For many years I have kept a personal diary, first written in longhand, later typed, and, currently, composed in my computer's word processing program and stored on a floppy disk.
As time passed and I have been able to devote more time to genealogy, I found myself writing about it quite a lot, inserting notes and comments in among the paragraphs about other aspects of my daily life. Then, too, there were those scraps of paper with references to people and agencies I have been in touch with, ideas for new search strategies, and who knows what, all floating around, tacked to the bulletin board, or hidden under other scraps.
About a year ago it occurred to me to start a separate "journal" on my computer just for my genealogical research. When I send off for, or receive, a vital record, query another researcher on a particular surname, have a sudden insight, or feel triumphant over a new discovery, it goes in this journal. Family names are bold faced, so I can refer back to them more easily. And I do refer back -- in this way the journal helps me remember what I've been working on. (We all jump around from one surname to another, don't we?)
My struggles with organization are noted here as well. Just the act of writing out thoughts helps solve many problems, at least for me. Possible solutions to thorny questions have been known to rise to the surface when they were set down in black and white. Or, seen in the light of day, a particular issue may recede into the background or vanish altogether because its insignificance becomes obvious. (Why should I care about Great-uncle Jacob's third wife's sister-in-law? How did I get that far off-topic anyway?)
The ongoing research journal could be considered a kind of confessional and as well as a progress report.
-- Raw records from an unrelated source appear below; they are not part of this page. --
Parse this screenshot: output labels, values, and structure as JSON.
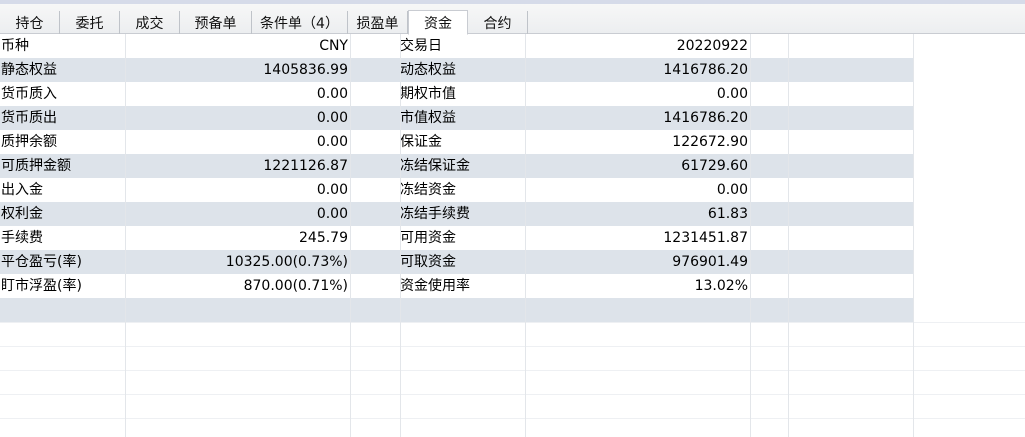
{
  "tabs": [
    {
      "label": "持仓",
      "active": false
    },
    {
      "label": "委托",
      "active": false
    },
    {
      "label": "成交",
      "active": false
    },
    {
      "label": "预备单",
      "active": false
    },
    {
      "label": "条件单（4）",
      "active": false
    },
    {
      "label": "损盈单",
      "active": false
    },
    {
      "label": "资金",
      "active": true
    },
    {
      "label": "合约",
      "active": false
    }
  ],
  "rows": [
    {
      "label1": "币种",
      "value1": "CNY",
      "label2": "交易日",
      "value2": "20220922"
    },
    {
      "label1": "静态权益",
      "value1": "1405836.99",
      "label2": "动态权益",
      "value2": "1416786.20"
    },
    {
      "label1": "货币质入",
      "value1": "0.00",
      "label2": "期权市值",
      "value2": "0.00"
    },
    {
      "label1": "货币质出",
      "value1": "0.00",
      "label2": "市值权益",
      "value2": "1416786.20"
    },
    {
      "label1": "质押余额",
      "value1": "0.00",
      "label2": "保证金",
      "value2": "122672.90"
    },
    {
      "label1": "可质押金额",
      "value1": "1221126.87",
      "label2": "冻结保证金",
      "value2": "61729.60"
    },
    {
      "label1": "出入金",
      "value1": "0.00",
      "label2": "冻结资金",
      "value2": "0.00"
    },
    {
      "label1": "权利金",
      "value1": "0.00",
      "label2": "冻结手续费",
      "value2": "61.83"
    },
    {
      "label1": "手续费",
      "value1": "245.79",
      "label2": "可用资金",
      "value2": "1231451.87"
    },
    {
      "label1": "平仓盈亏(率)",
      "value1": "10325.00(0.73%)",
      "label2": "可取资金",
      "value2": "976901.49"
    },
    {
      "label1": "盯市浮盈(率)",
      "value1": "870.00(0.71%)",
      "label2": "资金使用率",
      "value2": "13.02%"
    }
  ],
  "colors": {
    "row_alt": "#dde3ea",
    "tab_bg": "#eceef0",
    "top_strip": "#d6dbe9"
  }
}
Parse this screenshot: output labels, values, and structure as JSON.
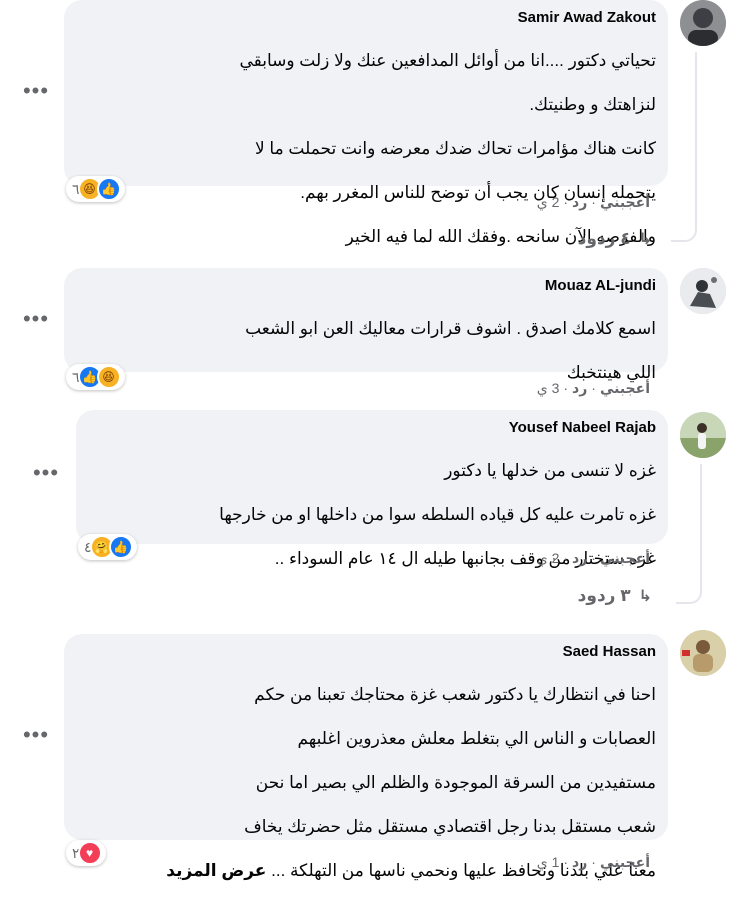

There are certainly more organized ways to keep this information, with tables, logs, and lists of various kinds, but right now this seems to work best for me. If you have suggestions or comments, I would be happy to hear them.